It’s not easy being a teacher, especially when you’re not even sure whether your child is getting enough education or not.
And for many parents, the question of whether their children are getting the basics of instruction, from reading to writing, can feel overwhelming.
But now, there are new rules to make certain your childs education is in line with the law.
In March, the state of Rhode Island announced new rules that will require all of its schools to follow the National Education Policy Act, or NEPA, and the Elementary and Secondary Education Act.
And the state is now asking for your input on how the rules should be implemented.
The Rhode Island Department of Education and the Rhode Island Association of School Administrators will be soliciting suggestions for how to make the system more efficient.
The NEPA is a federal law that has been around since the 1960s and sets out the basic requirements for states and districts to set up school districts.
The Act, which came into force in 2018, aims to make it easier for states to comply with federal law.
The goal is to create a more level playing field for all school districts, and to ensure all students have access to a high-quality education.
Under the NEPA’s current regulations, schools must follow two rules: They must have a minimum number of students of all ages, and they must provide access to all students regardless of race, gender, ethnic background, or disability.
That means that all districts need to comply.
In addition to these minimum requirements, the NEPSA allows schools to set their own academic standards and, if they have one, they must follow that standard.
These requirements are generally applied to the entire school system.
But Rhode Island now has a new requirement for schools that are considering a waiver of these requirements.
That requires the school to provide a standardized assessment that will include information about the needs of students with disabilities and the overall student experience, including how many students use a wheelchair or walker.
For schools with less than 25 students, the assessment would only be administered once a year, but for those with more than 25, it will be administered every year.
This will make it much easier for the state to monitor whether a district is meeting its NEPA requirements.
“What we’re doing here is going to be very similar to what we do in other states, but it’s not going to take away the need for school districts to take the assessments,” said Rhode Island School Superintendent Richard Ladd, who is also the state superintendent of education.
The state has already had some success in helping its schools meet these standards.
The state received nearly 1,000 written and oral assessments for each district under the NEPAs requirements, which was nearly 30% of the state’s district total, Ladd said.
But there are still many questions about how these new standards will be implemented, and how much they will impact the school system and teachers.
The standards do not require schools to provide any specific assessments, but they do mandate that all schools meet standards for each of the four areas of instruction.
These standards were developed by the Department of Elementary and Special Education, and it has been a year and a half since the NE PAs first came into effect.

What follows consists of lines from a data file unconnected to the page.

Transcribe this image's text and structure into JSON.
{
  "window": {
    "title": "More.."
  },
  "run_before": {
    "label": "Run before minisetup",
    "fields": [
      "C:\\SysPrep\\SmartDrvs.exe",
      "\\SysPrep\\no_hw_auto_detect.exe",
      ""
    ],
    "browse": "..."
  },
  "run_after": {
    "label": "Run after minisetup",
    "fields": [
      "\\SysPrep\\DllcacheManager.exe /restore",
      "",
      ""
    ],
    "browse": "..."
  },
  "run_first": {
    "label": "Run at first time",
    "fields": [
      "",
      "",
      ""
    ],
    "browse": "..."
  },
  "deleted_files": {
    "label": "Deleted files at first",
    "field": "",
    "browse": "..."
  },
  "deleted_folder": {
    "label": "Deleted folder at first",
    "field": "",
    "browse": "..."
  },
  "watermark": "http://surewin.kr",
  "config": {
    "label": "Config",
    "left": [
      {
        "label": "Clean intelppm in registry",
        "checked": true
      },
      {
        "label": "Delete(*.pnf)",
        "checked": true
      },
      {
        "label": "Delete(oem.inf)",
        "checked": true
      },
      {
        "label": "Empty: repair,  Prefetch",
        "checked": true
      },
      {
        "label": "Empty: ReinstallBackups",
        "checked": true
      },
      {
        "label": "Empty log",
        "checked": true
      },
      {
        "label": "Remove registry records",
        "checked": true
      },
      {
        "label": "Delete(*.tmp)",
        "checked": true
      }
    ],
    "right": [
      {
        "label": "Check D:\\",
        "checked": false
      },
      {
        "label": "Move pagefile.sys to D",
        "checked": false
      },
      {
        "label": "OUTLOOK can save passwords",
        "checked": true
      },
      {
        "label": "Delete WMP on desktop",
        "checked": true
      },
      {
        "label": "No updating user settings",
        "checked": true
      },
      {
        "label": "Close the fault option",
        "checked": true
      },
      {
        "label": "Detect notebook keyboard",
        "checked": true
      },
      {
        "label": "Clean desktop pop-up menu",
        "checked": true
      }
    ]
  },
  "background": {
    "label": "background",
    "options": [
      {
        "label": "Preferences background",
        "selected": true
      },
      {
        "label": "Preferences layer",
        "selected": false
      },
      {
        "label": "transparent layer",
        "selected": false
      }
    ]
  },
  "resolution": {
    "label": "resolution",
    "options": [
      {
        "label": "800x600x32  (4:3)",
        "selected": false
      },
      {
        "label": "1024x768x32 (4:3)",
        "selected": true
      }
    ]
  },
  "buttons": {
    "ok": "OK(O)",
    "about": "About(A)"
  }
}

Now, the Rhode Islanders Department of School Administration is asking for suggestions from teachers, parents, and school administrators.
The department will be working with the state Department of Health and Human Services to identify and address any issues that arise from the implementation of the new NEPAS requirements.